Female Genital Mutilation is not only a third world problem; it is a first world problem too.
Image Credit: UK Charity Today
Why is it happening ?
Female Genital Mutilation (FGM) is part of the cultural, religious and social traditions of certain communities around the world. In the Middle East, South East Asia, and particularly in African countries, its prevalence can be as high as 80%. Cutting female genital organs is believed to have benefits like fertility enhancement, the promotion of hygiene and aesthetic appeal, the assurance of a girl’s virginity before marriage and her fidelity after.
Girls between the ages of four and twelve are the most common victims. However, as a part of culture and tradition, a key in maintaining the honor of one’s family, and a precondition for marriage, it is still a common procedure in many places. For example, in Uganda, when a girl refuses to undergo genital mutilation, both her family and the community rejects her and revokes her right to speak. As such, it is generally a non-refusable practice.
Why does it matter?
FGM is a violation of human rights, going against the ban on torture enshrined in the Universal Declaration of Human Rights, and is rooted in gender inequality and discrimination. The importance of ending FGM is highlighted in Goal 5 of the UN's Sustainable Development Goals. It calls for the elimination of all harmful practices, such as early and forced marriage, sexual violence, and FGM.

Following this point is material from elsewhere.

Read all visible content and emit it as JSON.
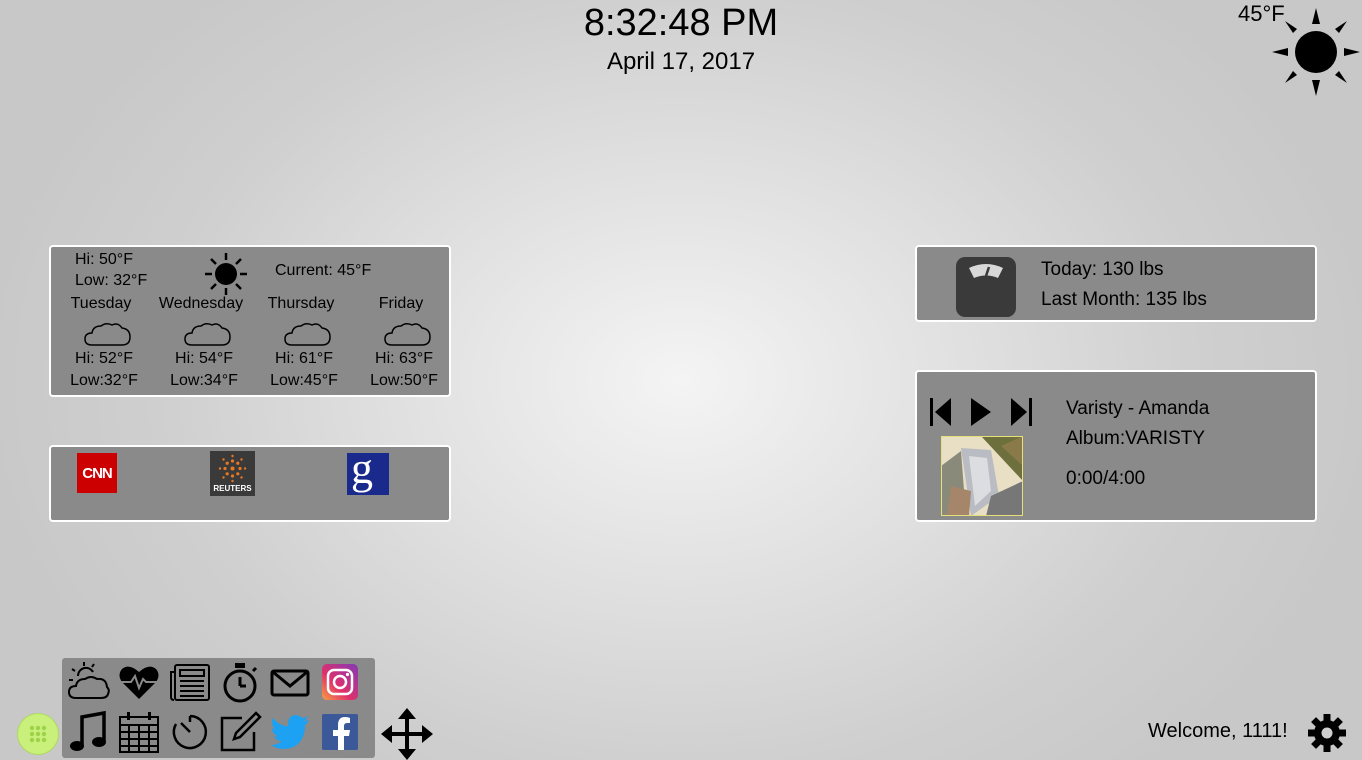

FGM poses a real danger to the welfare of girls all over the world. It is harmful, causes severe bleeding, infection, infertility, and in some cases death. For example, Miriam is one of two thousand other girls in the UK who prove this. She was six when she suffered FGM and six years later she was diagnosed with a cyst that had developed as a result of years of period blood that could not exit her body. She is unable to have children. ‘Culture should not be about torture’—which is why FGM is unacceptable. In the Western world the common belief is that FGM only happens in developing countries. However, in the United Kingdom and in the United States over 60,000 and 600,000 women are at risk of FGM, respectively.
What can you do about it?
Changing behaviors in communities that still practice FGM is essential. There is institutional precedent. Numerous inter-governmental organisations, namely the African Union, the European Union, and the Organisation of Islamic Cooperation, together with three UN resolutions already called upon the elimination of FGM. This led to the revision of several legal frameworks, both in Africa and in the Middle East, with growing support in other FGM practicing countries. In Europe, an exemplary project is the Change Plus program. It works towards the elimination of FGM in African communities in Germany, the Netherlands, Portugal, Italy, and France, through community assessment, capacity development, the exchange of good practices, and the empowerment of community members.
Millennials can take action to end this practice, for instance, by supporting Equality Now. The NGO that pushes for laws that protect girls and criminalize FGM, while also supporting grassroots activists working for ending this practice in their communities. One of the ways of contributing to this organization’s work is by sending letters to the governments of FGM practicing countries. The letters are already written; all is required is a name, e-mail address, the country of origin, and to click ‘take action’. This project has already helped 322 800 women, and supported 1090 community-led projects. To learn more about this issue, UNICEF publishes its work towards the elimination of FGM, as does the Change Plus Project.
Ágata F. Swiatkiewicz briefs from Lisbon, Portugal. She is a candidate for a Master of Science in Global Cooperation and Security. Connect with her via LinkedIn.